- _WHAT YOU WILL DO_
All entries below are to be set down again, identical to the source.

─── RECORDS FOR THE EXERCISE

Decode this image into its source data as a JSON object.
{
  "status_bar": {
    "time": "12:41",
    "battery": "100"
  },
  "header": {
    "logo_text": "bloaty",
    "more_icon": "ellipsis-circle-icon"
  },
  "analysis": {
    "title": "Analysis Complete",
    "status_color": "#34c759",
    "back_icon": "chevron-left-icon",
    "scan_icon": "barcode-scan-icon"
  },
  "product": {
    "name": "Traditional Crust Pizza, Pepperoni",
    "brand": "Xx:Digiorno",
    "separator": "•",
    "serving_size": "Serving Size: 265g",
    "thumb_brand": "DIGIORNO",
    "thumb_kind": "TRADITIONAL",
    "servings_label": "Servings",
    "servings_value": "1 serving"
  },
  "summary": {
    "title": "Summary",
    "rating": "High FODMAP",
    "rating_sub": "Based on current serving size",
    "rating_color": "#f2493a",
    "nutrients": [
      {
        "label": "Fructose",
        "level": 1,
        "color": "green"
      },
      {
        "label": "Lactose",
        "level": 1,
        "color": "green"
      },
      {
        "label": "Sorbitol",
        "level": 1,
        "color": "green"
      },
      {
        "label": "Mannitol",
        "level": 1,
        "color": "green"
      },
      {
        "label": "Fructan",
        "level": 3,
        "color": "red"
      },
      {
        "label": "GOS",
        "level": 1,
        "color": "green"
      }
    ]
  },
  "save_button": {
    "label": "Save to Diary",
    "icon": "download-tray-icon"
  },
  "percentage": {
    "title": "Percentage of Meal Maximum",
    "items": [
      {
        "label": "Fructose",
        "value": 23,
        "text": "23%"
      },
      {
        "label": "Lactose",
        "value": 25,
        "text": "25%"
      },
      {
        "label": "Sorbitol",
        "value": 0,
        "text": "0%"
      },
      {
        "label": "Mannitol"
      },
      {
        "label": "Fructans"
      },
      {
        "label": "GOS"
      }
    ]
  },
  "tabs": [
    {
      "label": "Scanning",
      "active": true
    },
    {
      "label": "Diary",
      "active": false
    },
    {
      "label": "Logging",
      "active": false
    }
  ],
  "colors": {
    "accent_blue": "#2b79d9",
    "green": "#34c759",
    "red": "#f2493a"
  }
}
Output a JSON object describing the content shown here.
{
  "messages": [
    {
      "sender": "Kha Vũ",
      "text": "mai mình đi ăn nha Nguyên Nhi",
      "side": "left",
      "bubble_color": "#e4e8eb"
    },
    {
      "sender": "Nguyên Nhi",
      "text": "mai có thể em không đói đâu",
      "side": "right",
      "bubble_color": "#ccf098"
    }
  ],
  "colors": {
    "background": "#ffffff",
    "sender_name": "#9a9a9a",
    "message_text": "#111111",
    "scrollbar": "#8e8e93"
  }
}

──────

- _RESULT FOR THIS EXERCISE_
Decode this image into its source data as a JSON object.
{
  "status_bar": {
    "time": "12:41",
    "battery": "100"
  },
  "header": {
    "logo_text": "bloaty",
    "more_icon": "ellipsis-circle-icon"
  },
  "analysis": {
    "title": "Analysis Complete",
    "status_color": "#34c759",
    "back_icon": "chevron-left-icon",
    "scan_icon": "barcode-scan-icon"
  },
  "product": {
    "name": "Traditional Crust Pizza, Pepperoni",
    "brand": "Xx:Digiorno",
    "separator": "•",
    "serving_size": "Serving Size: 265g",
    "thumb_brand": "DIGIORNO",
    "thumb_kind": "TRADITIONAL",
    "servings_label": "Servings",
    "servings_value": "1 serving"
  },
  "summary": {
    "title": "Summary",
    "rating": "High FODMAP",
    "rating_sub": "Based on current serving size",
    "rating_color": "#f2493a",
    "nutrients": [
      {
        "label": "Fructose",
        "level": 1,
        "color": "green"
      },
      {
        "label": "Lactose",
        "level": 1,
        "color": "green"
      },
      {
        "label": "Sorbitol",
        "level": 1,
        "color": "green"
      },
      {
        "label": "Mannitol",
        "level": 1,
        "color": "green"
      },
      {
        "label": "Fructan",
        "level": 3,
        "color": "red"
      },
      {
        "label": "GOS",
        "level": 1,
        "color": "green"
      }
    ]
  },
  "save_button": {
    "label": "Save to Diary",
    "icon": "download-tray-icon"
  },
  "percentage": {
    "title": "Percentage of Meal Maximum",
    "items": [
      {
        "label": "Fructose",
        "value": 23,
        "text": "23%"
      },
      {
        "label": "Lactose",
        "value": 25,
        "text": "25%"
      },
      {
        "label": "Sorbitol",
        "value": 0,
        "text": "0%"
      },
      {
        "label": "Mannitol"
      },
      {
        "label": "Fructans"
      },
      {
        "label": "GOS"
      }
    ]
  },
  "tabs": [
    {
      "label": "Scanning",
      "active": true
    },
    {
      "label": "Diary",
      "active": false
    },
    {
      "label": "Logging",
      "active": false
    }
  ],
  "colors": {
    "accent_blue": "#2b79d9",
    "green": "#34c759",
    "red": "#f2493a"
  }
}
Output a JSON object describing the content shown here.
{
  "messages": [
    {
      "sender": "Kha Vũ",
      "text": "mai mình đi ăn nha Nguyên Nhi",
      "side": "left",
      "bubble_color": "#e4e8eb"
    },
    {
      "sender": "Nguyên Nhi",
      "text": "mai có thể em không đói đâu",
      "side": "right",
      "bubble_color": "#ccf098"
    }
  ],
  "colors": {
    "background": "#ffffff",
    "sender_name": "#9a9a9a",
    "message_text": "#111111",
    "scrollbar": "#8e8e93"
  }
}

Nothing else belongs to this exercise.